Canadian performing rights organization SOCAN has partnered with Pioneer DJ's KUVO technology to offer a free device to EDM venues that identifies electronic dance music performances for real-time…

Canadian performing rights organization SOCAN, the Society of Composers, Authors and Music Publishers of Canada, has partnered with Pioneer DJ’s KUVO technology to offer a free device to EDM venues that identifies electronic dance music performances for real-time tracking.

Easily installed by plugging into a DJ’s mixing board, the device uses metadata extraction technology to collect and relay the information to SOCAN to tabulate and distribute royalties more accurately to the copyright owners of the track.

SOCAN is offering this KUVO device at no cost to nightclubs, festivals and other EDM venues, starting in Toronto, “as an additional aspect of their SOCAN music license agreement,” the press release states.

“DJs spin more music in one show than the vast majority of other live musical performances, but it’s nearly impossible for them to submit accurate set lists of music for shows that they perform,” said Kit Wheeler, vice-president of SOCAN’s distribution department, in a press statement.

“Pioneer-KUVO technology addresses this problem and enables SOCAN to capture even more musical performances in real time and more accurately. Our partnership with Pioneer and KUVO is a great step forward in getting our more than 150,000 members fairly paid for their work.”

Pioneer KUVO
Pioneer KUVO Courtesy of Environics Communications

CODA, a two-story venue in downtown Toronto is the first club in North America to adopt the technology.

“For years we’ve been dissatisfied with the system in place, knowing that not all licenses we pay are getting in to the hands of artists behind the music played in our venues and at our events,” said CODA owner Joel Smye, in a statement. “Now, through technology, the use of a simple device will ensure that the music licenses that we pay and have always paid will go to the right people.”

The Association For Electronic Music (AFEM) — representing more than 150 members in 20 countries — is fully supporting the installation of these boxes, as part of its global campaign Get Played, Get Paid.

“Everyone wants to be paid fairly for their music, and I hope that clubs and festivals will be eager to use technology to help ensure that the right people get their fair share of the legal music licenses that they already pay,” said DJ/producer and SOCAN member Richie Hawtin, who recently collaborated with KUVO through his own music-recognition platform, RADR.DJ.


Headquartered in Japan, Pioneer DJ Europe Ltd. is the subsidiary of Pioneer DJ Corporation, a market leader in the design and production of DJ equipment and software.  “We’re delighted that SOCAN will use metadata from KUVO and we hope that other PROs in North America will see how accurate the service is and come aboard,” said Pioneer DJ’s general manager Mark Grotefeld in a statement.

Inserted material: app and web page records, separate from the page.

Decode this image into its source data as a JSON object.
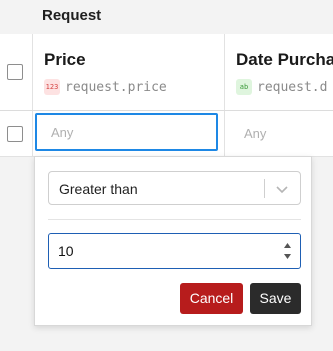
{
  "group": {
    "title": "Request"
  },
  "columns": [
    {
      "title": "Price",
      "type_icon": "number-type-icon",
      "type_glyph": "123",
      "field": "request.price"
    },
    {
      "title": "Date Purcha",
      "type_icon": "text-type-icon",
      "type_glyph": "ab",
      "field": "request.d"
    }
  ],
  "filters": {
    "price_placeholder": "Any",
    "date_placeholder": "Any"
  },
  "popup": {
    "operator": "Greater than",
    "value": "10",
    "cancel_label": "Cancel",
    "save_label": "Save"
  },
  "colors": {
    "focus": "#1e88e5",
    "cancel": "#b71c1c",
    "save": "#2b2b2b"
  }
}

“It’s a huge territory and currently there’s a lot of the money paid by the venues in license fees that isn’t finding its way to the artists who deserve it. KUVO can help solve that problem and reward those who produce the music played by DJs.”